    • Add interactivity so that behavior can be experienced , evaluated, tested, and reflected upon.
  • Discuss: Example Process
    • What Properties through this process did we notice that might apply to the tools we decide to use?
  • Pain
        • Wireframing Ajax is a [expletive]... We have to determine all of the things a user might do, and wireframe the blessed moments of each possibility. - Jeffrey Zeldman, Web 3.0
  • The Shift
  • Assumption
    • All interaction is course-grained at page level
    • Wireframes capture layout, priority, behavior & content
  • Impact
    • Full page refresh is replaced by small content updates.
    • Hyperlink, Submit are replaced by a full range of interactive events.
    • Characterized by micro-interaction and micro-updates leading to micro-states.
  • Impact
    • Interaction is characterized by direct manipulation, lightweight actions and in-page actions
    • Nuances are multiplied
      • invitation
      • activation
      • deactivation
      • affordances
      • constraints
      • timing
      • delays
      • rate of feedback
  • Drag & Drop Interesting Moments
    • Page load

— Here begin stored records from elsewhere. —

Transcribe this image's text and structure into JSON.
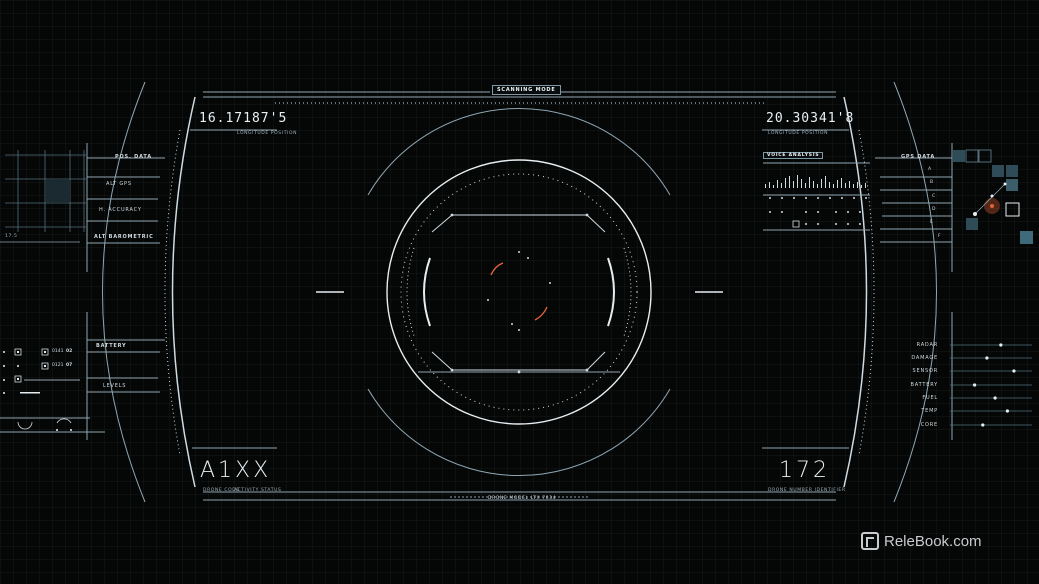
{
  "header": {
    "mode_label": "SCANNING MODE"
  },
  "coordinates": {
    "left": {
      "value": "16.17187'5",
      "caption": "LONGITUDE POSITION"
    },
    "right": {
      "value": "20.30341'8",
      "caption": "LONGITUDE POSITION"
    }
  },
  "left_panel": {
    "labels": [
      "POS. DATA",
      "ALT GPS",
      "H. ACCURACY",
      "ALT BAROMETRIC"
    ],
    "small_value": "17.5",
    "lower_labels": [
      "BATTERY",
      "LEVELS"
    ],
    "readouts": [
      "0141",
      "02",
      "0121",
      "07"
    ]
  },
  "right_panel": {
    "voice_label": "VOICE ANALYSIS",
    "gps_label": "GPS DATA",
    "gps_letters": [
      "A",
      "B",
      "C",
      "D",
      "E",
      "F"
    ],
    "systems": [
      "RADAR",
      "DAMAGE",
      "SENSOR",
      "BATTERY",
      "FUEL",
      "TEMP",
      "CORE"
    ],
    "system_levels": [
      0.62,
      0.45,
      0.78,
      0.3,
      0.55,
      0.7,
      0.4
    ]
  },
  "bottom": {
    "drone_code": "A1XX",
    "drone_code_captions": [
      "DRONE CODE",
      "ACTIVITY STATUS"
    ],
    "drone_number": "172",
    "drone_number_caption": "DRONE NUMBER IDENTIFIER",
    "model_caption": "DRONE MODEL LTX 7034"
  },
  "watermark": {
    "text": "ReleBook.com"
  },
  "colors": {
    "accent": "#e0633a",
    "line": "#8fa6b1",
    "bright": "#e6eef2",
    "panel": "#2e4b57"
  }
}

    • Mouse hover over draggable object
    • Mouse down on draggable object
    • Drag initiated (mouse down, mouse moves >= 3 pixels)
    • Drag over valid target area
    • Drag over invalid target area
    • Drag over original location
    • Drop accepted
    • Drop rejected
    • Drop on original location
  • Drag & Drop Actors
    • Page
    • Cursor
    • Tool Tip
    • Drag object
    • Drag ghost
    • Original location
    • Drop target
  • Drag & Drop Matrix
  • my.yahoo Interesting Moments
  • Adaptive Path: Micro States
  • Yahoo!: Micro States
  • Animation with Visio
  • Animation with Photoshop
  • Section 4: Designing an RIA
    • “ I design software”
    • “ I’m wearing design er jeans”
    • “ interaction design ”
    • “ design school”
    • “ That design looks cool”
  • What is “design”?
    • Design as noun (I like that “design”)
      • Is the result of a conceived idea, whether or not it was actually “designed”
    • Design as verb (I “design” software)
      • A process of creativity
      • Non-linear
      • Assumes there is more than one elegant solution to any single problem
      • Considers the measurable and the aesthetic
  • Simple Design Exercise
    • Problem:
    • I need a device that allows a user to move & select objects, text and graphics in a graphical interface
    • Let’s work through this …
  • Making Design (verb) Work
    • Divergent thinking
      • Skew, bend, melt, tear … change!
    • Evaluation is separate from Ideation
      • Put your judge on hold
    • Multiple minds
    • Model, Model, Model
    • Taking the road least traveled can bring you back to the freeway
      • Process ideas in disconnected ways
      • Connect disconnected ideas in separate exercise
  • Exercise: Criteria From Section 1
    • Criteria for the design
      • Application Service (Hosted)
        • Infinite Audience
        • Business-to-Business community
      • File Management System
        • Moving lots of files
      • Collaborative
      • Media Centric
    • Criteria for Development
      • Old-school software engineering;
      • Highly formally educated group
  • Exercise: Moving forward
    • Need to share corporate media objects across different enterprises
    • Need to collaborate on these objects
      • Annotate
      • Version
      • Append
    • Need to publish out to 3 rd parties
    • Don’t worry we aren’t doing this whole application …
  • Exercise: Annotate
    • Design a set of screens that make up one page
    • Displays both a list objects and single object
    • Allows the user to comment on that object
    • Track commenting
    • Annotate on media directly
    • Create a collection and “send” that collection
  • Questions ? Resources: Dave’s Blog: www.synapticburn.com Bill’s Blog: looksgoodworkswell.blogspot.com